* WHAT YOU HAVE TO DO:
Each line with the word "subtitle" must appear in the answer, copied from the records.

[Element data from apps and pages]
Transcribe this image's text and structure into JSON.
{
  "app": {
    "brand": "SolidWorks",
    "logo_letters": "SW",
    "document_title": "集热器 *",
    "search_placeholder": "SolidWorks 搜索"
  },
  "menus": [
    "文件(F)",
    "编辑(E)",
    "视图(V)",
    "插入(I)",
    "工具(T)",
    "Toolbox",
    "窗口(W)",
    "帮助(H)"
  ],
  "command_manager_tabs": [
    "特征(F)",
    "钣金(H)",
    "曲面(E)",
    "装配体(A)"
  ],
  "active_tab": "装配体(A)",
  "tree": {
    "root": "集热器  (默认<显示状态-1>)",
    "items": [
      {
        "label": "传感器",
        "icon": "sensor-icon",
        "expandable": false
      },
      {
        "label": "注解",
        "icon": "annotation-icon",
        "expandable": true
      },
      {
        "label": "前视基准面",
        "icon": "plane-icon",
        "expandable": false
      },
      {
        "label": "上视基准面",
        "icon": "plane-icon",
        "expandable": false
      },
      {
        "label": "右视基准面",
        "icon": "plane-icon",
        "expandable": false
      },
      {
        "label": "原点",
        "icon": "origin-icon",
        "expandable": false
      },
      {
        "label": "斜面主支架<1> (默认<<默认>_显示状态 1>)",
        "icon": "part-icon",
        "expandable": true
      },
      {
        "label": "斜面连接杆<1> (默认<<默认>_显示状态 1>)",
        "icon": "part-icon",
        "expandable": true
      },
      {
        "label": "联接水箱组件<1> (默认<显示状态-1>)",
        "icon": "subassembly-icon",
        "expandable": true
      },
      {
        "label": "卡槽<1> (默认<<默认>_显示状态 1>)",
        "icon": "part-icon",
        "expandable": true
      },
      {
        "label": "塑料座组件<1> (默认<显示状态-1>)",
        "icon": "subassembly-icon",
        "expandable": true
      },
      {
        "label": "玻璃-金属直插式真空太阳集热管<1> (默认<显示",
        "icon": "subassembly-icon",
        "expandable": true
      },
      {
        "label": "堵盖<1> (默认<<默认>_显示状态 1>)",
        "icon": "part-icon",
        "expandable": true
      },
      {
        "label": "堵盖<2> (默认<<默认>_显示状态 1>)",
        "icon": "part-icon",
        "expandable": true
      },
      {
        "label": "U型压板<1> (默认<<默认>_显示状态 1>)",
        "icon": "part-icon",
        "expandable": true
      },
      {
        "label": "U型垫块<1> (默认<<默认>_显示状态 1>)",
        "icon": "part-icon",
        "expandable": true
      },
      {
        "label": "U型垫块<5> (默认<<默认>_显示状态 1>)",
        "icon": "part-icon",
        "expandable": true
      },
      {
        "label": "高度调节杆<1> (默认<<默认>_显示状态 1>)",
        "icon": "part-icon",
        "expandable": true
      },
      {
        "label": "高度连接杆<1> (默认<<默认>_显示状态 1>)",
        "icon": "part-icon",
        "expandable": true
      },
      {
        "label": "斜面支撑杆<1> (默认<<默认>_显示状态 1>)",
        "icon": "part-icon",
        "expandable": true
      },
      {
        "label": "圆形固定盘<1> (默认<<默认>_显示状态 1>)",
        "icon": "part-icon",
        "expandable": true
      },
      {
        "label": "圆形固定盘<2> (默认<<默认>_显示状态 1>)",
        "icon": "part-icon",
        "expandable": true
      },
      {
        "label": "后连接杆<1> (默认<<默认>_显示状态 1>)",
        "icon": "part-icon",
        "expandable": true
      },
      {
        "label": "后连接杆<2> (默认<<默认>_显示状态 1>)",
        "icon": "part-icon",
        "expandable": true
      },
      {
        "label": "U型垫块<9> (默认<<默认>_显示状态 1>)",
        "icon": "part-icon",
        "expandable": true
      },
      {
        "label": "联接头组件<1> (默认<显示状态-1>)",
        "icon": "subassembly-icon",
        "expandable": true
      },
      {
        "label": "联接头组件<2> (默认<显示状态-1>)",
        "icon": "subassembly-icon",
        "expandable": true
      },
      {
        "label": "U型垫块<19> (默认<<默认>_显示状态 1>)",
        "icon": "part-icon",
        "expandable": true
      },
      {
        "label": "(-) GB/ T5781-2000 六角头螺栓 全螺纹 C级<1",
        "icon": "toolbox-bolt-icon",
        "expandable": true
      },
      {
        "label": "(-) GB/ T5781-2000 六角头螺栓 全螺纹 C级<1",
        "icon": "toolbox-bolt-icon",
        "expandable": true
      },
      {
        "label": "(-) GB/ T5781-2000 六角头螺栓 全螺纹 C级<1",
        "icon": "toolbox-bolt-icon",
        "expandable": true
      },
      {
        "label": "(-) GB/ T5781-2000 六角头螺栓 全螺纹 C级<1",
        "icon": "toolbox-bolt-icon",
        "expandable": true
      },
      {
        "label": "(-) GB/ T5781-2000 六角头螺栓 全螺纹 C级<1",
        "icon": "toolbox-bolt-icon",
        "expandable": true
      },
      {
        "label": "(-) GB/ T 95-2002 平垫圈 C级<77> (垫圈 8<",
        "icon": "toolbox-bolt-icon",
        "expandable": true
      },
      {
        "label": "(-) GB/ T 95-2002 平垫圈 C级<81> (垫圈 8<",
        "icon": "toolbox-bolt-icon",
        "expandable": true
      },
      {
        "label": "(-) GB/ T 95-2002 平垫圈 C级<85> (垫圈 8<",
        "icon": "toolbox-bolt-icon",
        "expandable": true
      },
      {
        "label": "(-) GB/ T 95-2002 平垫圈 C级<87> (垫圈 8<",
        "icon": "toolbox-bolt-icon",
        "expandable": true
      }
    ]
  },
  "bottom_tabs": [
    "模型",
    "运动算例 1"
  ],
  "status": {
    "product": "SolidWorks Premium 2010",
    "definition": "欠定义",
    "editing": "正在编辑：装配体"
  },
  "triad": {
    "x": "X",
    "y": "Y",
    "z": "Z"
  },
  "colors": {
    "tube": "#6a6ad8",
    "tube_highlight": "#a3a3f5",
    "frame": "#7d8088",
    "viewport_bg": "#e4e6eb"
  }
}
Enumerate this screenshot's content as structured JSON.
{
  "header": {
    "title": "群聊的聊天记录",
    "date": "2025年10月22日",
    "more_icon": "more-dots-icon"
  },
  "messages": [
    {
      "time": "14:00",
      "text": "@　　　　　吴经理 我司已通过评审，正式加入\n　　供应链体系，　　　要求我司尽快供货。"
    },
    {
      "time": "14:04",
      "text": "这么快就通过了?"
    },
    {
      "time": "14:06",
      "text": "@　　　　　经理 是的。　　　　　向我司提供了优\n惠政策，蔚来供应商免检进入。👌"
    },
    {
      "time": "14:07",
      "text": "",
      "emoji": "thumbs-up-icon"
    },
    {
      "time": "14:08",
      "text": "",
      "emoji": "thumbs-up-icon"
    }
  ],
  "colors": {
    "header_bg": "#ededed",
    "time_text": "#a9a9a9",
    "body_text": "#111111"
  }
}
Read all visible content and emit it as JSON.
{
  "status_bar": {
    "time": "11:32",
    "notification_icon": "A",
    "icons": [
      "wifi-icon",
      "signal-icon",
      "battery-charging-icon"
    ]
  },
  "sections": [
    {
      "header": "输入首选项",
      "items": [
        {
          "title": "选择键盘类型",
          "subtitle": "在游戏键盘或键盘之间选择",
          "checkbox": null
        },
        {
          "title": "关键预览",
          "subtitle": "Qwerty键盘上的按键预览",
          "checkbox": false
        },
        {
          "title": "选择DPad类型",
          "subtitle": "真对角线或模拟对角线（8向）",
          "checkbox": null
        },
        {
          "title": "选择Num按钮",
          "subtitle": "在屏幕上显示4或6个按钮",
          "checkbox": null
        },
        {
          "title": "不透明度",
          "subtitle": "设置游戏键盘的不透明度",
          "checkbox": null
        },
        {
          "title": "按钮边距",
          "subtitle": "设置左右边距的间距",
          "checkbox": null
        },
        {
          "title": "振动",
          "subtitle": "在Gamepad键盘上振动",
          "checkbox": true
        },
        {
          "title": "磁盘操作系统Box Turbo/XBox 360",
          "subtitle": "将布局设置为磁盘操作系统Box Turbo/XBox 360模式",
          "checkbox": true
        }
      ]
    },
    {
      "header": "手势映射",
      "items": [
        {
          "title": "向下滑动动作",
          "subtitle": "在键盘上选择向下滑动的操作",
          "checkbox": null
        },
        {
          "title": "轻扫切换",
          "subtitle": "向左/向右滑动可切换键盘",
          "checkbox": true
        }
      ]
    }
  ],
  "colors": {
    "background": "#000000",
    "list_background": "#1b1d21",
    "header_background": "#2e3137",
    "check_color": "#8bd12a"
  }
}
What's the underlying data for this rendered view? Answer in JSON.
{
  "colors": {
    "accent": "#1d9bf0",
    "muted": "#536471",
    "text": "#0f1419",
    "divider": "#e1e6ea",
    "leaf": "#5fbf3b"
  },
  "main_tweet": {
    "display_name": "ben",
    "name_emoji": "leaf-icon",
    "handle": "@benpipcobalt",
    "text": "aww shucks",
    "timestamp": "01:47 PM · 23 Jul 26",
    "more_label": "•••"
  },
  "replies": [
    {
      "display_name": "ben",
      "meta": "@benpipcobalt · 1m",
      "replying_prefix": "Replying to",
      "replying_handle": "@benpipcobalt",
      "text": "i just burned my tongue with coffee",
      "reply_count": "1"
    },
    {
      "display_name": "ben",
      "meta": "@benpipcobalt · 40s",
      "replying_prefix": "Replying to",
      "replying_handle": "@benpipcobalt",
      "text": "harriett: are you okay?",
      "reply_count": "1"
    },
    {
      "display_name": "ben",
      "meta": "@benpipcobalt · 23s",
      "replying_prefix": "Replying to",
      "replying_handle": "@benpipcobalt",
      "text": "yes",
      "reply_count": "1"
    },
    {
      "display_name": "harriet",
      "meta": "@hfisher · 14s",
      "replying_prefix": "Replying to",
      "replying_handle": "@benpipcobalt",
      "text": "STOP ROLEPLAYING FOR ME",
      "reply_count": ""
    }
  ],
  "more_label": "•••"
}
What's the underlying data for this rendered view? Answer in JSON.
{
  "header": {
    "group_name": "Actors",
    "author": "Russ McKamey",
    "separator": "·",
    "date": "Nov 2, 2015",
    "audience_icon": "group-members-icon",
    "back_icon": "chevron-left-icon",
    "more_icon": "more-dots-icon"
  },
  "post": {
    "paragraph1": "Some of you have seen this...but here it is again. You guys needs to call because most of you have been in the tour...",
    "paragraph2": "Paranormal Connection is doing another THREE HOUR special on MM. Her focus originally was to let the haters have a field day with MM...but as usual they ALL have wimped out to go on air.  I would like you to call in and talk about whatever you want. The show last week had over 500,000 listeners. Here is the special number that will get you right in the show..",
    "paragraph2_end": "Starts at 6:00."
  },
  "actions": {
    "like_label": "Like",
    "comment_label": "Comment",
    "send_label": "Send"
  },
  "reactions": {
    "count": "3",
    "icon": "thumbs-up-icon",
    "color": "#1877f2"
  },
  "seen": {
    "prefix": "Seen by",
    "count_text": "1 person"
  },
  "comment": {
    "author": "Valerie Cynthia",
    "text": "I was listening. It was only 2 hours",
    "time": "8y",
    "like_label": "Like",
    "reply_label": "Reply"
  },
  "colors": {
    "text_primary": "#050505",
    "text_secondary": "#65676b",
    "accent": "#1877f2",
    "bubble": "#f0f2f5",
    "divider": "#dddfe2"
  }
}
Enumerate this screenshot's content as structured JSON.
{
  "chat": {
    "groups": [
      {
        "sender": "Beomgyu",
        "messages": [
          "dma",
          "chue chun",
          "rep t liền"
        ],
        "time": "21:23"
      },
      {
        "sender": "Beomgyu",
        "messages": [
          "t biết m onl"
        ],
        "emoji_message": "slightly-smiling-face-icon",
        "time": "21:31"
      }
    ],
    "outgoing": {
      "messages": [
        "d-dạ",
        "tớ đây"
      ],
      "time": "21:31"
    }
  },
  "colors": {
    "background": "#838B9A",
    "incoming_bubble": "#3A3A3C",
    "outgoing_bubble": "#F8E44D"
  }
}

* RESULT OF THE EXERCISE:
          "subtitle": "在游戏键盘或键盘之间选择",
          "subtitle": "Qwerty键盘上的按键预览",
          "subtitle": "真对角线或模拟对角线（8向）",
          "subtitle": "在屏幕上显示4或6个按钮",
          "subtitle": "设置游戏键盘的不透明度",
          "subtitle": "设置左右边距的间距",
          "subtitle": "在Gamepad键盘上振动",
          "subtitle": "将布局设置为磁盘操作系统Box Turbo/XBox 360模式",
          "subtitle": "在键盘上选择向下滑动的操作",
          "subtitle": "向左/向右滑动可切换键盘",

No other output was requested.